Thanks to Timothy Sandefur for reminding me that today would have been Miles Davis’ 78th birthday. Miles is in my second tier of jazz icons. I never cared for the tone of his trumpet playing all that much, it always sounded a bit tinny to me (I prefer the deeper tones of, say, Wynton Marsalis or Clifford Brown), but he was a virtuoso talent and a legendary composer. Like Timothy, I prefer his early and middle work. Birth of the Cool, Sketches of Spain (which, unlike Timothy, I don’t consider overrated), Porgy and Bess, Miles Smiles, and Kind of Blue are all wonderful. And I certainly agree with him that once he got into his experimental era, most of his music was unlistenable.

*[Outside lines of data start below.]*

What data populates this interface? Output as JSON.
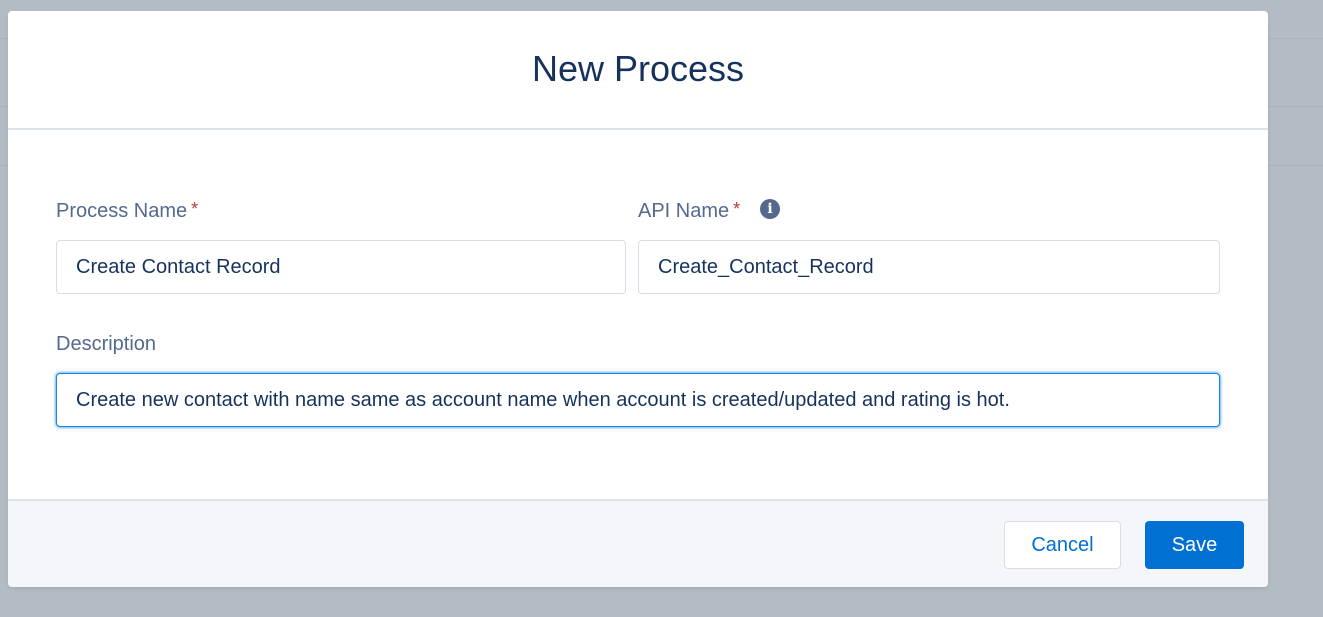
{
  "modal": {
    "title": "New Process"
  },
  "form": {
    "process_name": {
      "label": "Process Name",
      "required_marker": "*",
      "value": "Create Contact Record"
    },
    "api_name": {
      "label": "API Name",
      "required_marker": "*",
      "info_icon": "info-icon",
      "value": "Create_Contact_Record"
    },
    "description": {
      "label": "Description",
      "value": "Create new contact with name same as account name when account is created/updated and rating is hot."
    }
  },
  "footer": {
    "cancel_label": "Cancel",
    "save_label": "Save"
  },
  "colors": {
    "brand": "#0070d2",
    "title": "#16325c",
    "label": "#54698d",
    "required": "#c23934",
    "focus_border": "#1589ee"
  }
}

On a related note, I’ve never quite understood the animosity that some jazz fans, particularly older fans, feel toward Wynton Marsalis. I’ve had the same conversation with a dozen people, and I know it’s not an unusual thing, who claim that Wynton’s music is technically great, but soulless and mechanical. I couldn’t disagree more. I tend to chalk it up to that natural and common tendency to think that anything modern couldn’t possibly compare with anything older, hence more “authentic”. And I would predict that as Wynton ages, that will turn around. Certainly when future music historians and plain old fans like us look back on his career and his recordings, he will universally be considered among the pantheon of jazz gods, alongside the likes of Dizzy, Louis and Duke. But it’s too bad they can’t appreciate him as he should be appreciated now, when he’s in his prime. There is nothing soulless or mechanical to be found among the aching tones of his Soul Gestures in Southern Blue series. And in addition to his brilliance as a musician and a composer, he has nurtured and helped develop an entire generation of musicians – Wycliffe Gordon, Marcus Roberts, Jeff (Tain) Watts, Wes Anderson and many others – who are the future of jazz. If you’ve never heard his work, I highly recommend Black Codes from the Underground, Blue Interlude and Live at Blues Alley. If you can listen to those albums and consider the music soulless and mechanical, there’s something wrong with your ear in my humble opinion.